● AIM OF THE EXERCISE: Scan the lines below for the word "this". Copy each line you find it in.

(Records excerpted from a collection)

_ _ _ _

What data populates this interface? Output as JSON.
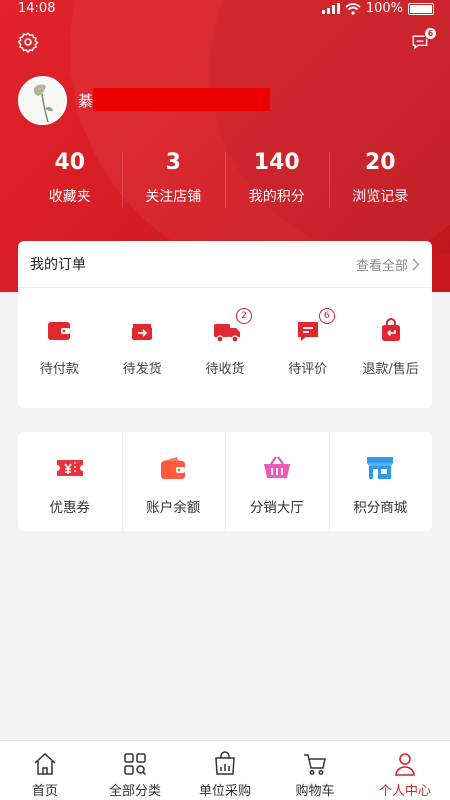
{
  "status": {
    "time": "14:08",
    "battery": "100%"
  },
  "header": {
    "message_badge": "6",
    "user_name": "綦"
  },
  "stats": [
    {
      "value": "40",
      "label": "收藏夹"
    },
    {
      "value": "3",
      "label": "关注店铺"
    },
    {
      "value": "140",
      "label": "我的积分"
    },
    {
      "value": "20",
      "label": "浏览记录"
    }
  ],
  "orders": {
    "title": "我的订单",
    "view_all": "查看全部",
    "items": [
      {
        "label": "待付款",
        "badge": ""
      },
      {
        "label": "待发货",
        "badge": ""
      },
      {
        "label": "待收货",
        "badge": "2"
      },
      {
        "label": "待评价",
        "badge": "6"
      },
      {
        "label": "退款/售后",
        "badge": ""
      }
    ]
  },
  "tools": [
    {
      "label": "优惠券",
      "icon": "coupon-icon"
    },
    {
      "label": "账户余额",
      "icon": "wallet-icon"
    },
    {
      "label": "分销大厅",
      "icon": "basket-icon"
    },
    {
      "label": "积分商城",
      "icon": "store-icon"
    }
  ],
  "tabbar": [
    {
      "label": "首页",
      "icon": "home-icon"
    },
    {
      "label": "全部分类",
      "icon": "category-icon"
    },
    {
      "label": "单位采购",
      "icon": "purchase-bag-icon"
    },
    {
      "label": "购物车",
      "icon": "cart-icon"
    },
    {
      "label": "个人中心",
      "icon": "person-icon",
      "active": true
    }
  ],
  "colors": {
    "brand_red": "#d9232b",
    "header_red": "#e3232b"
  }
}
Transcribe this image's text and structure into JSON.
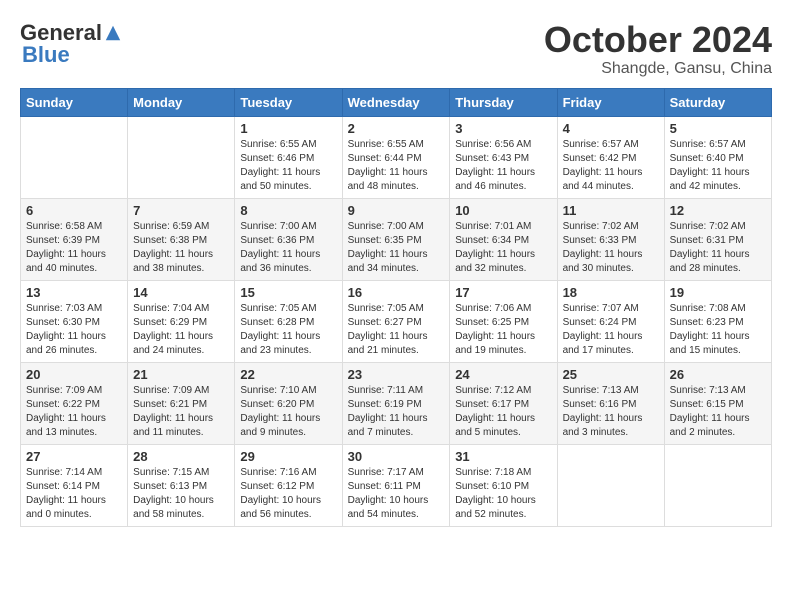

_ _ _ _

● WRITTEN SOLUTION:
What data populates this interface? Output as JSON.
Transcribe this image's text and structure into JSON.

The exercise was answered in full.